• **BRIEF**
Some lines in the entries contain the word "label". Copy all of them.

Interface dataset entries
____
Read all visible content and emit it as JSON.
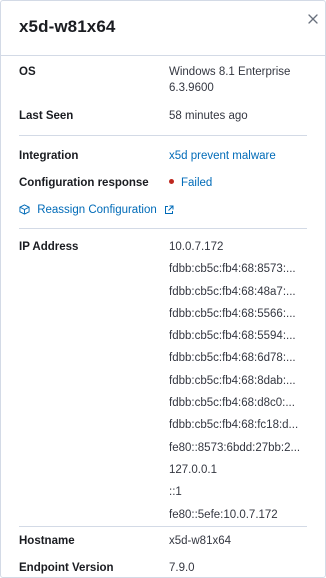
{
  "flyout": {
    "title": "x5d-w81x64",
    "close_icon": "close-icon"
  },
  "details": {
    "os": {
      "label": "OS",
      "value_line1": "Windows 8.1 Enterprise",
      "value_line2": "6.3.9600"
    },
    "last_seen": {
      "label": "Last Seen",
      "value": "58 minutes ago"
    },
    "integration": {
      "label": "Integration",
      "value": "x5d prevent malware"
    },
    "configuration_response": {
      "label": "Configuration response",
      "value": "Failed",
      "status_color": "#bd271e"
    },
    "reassign": {
      "label": "Reassign Configuration",
      "icon": "package-icon",
      "trailing_icon": "external-link-icon"
    },
    "ip_address": {
      "label": "IP Address",
      "values": [
        "10.0.7.172",
        "fdbb:cb5c:fb4:68:8573:...",
        "fdbb:cb5c:fb4:68:48a7:...",
        "fdbb:cb5c:fb4:68:5566:...",
        "fdbb:cb5c:fb4:68:5594:...",
        "fdbb:cb5c:fb4:68:6d78:...",
        "fdbb:cb5c:fb4:68:8dab:...",
        "fdbb:cb5c:fb4:68:d8c0:...",
        "fdbb:cb5c:fb4:68:fc18:d...",
        "fe80::8573:6bdd:27bb:2...",
        "127.0.0.1",
        "::1",
        "fe80::5efe:10.0.7.172"
      ]
    },
    "hostname": {
      "label": "Hostname",
      "value": "x5d-w81x64"
    },
    "endpoint_version": {
      "label": "Endpoint Version",
      "value": "7.9.0"
    }
  },
  "colors": {
    "link": "#006bb8",
    "failed": "#bd271e",
    "border": "#d3dae6",
    "text": "#343741",
    "heading": "#1a1c21"
  }
}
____
• **YOUR RESPONSE**
      "label": "OS",
      "label": "Last Seen",
      "label": "Integration",
      "label": "Configuration response",
      "label": "Reassign Configuration",
      "label": "IP Address",
      "label": "Hostname",
      "label": "Endpoint Version",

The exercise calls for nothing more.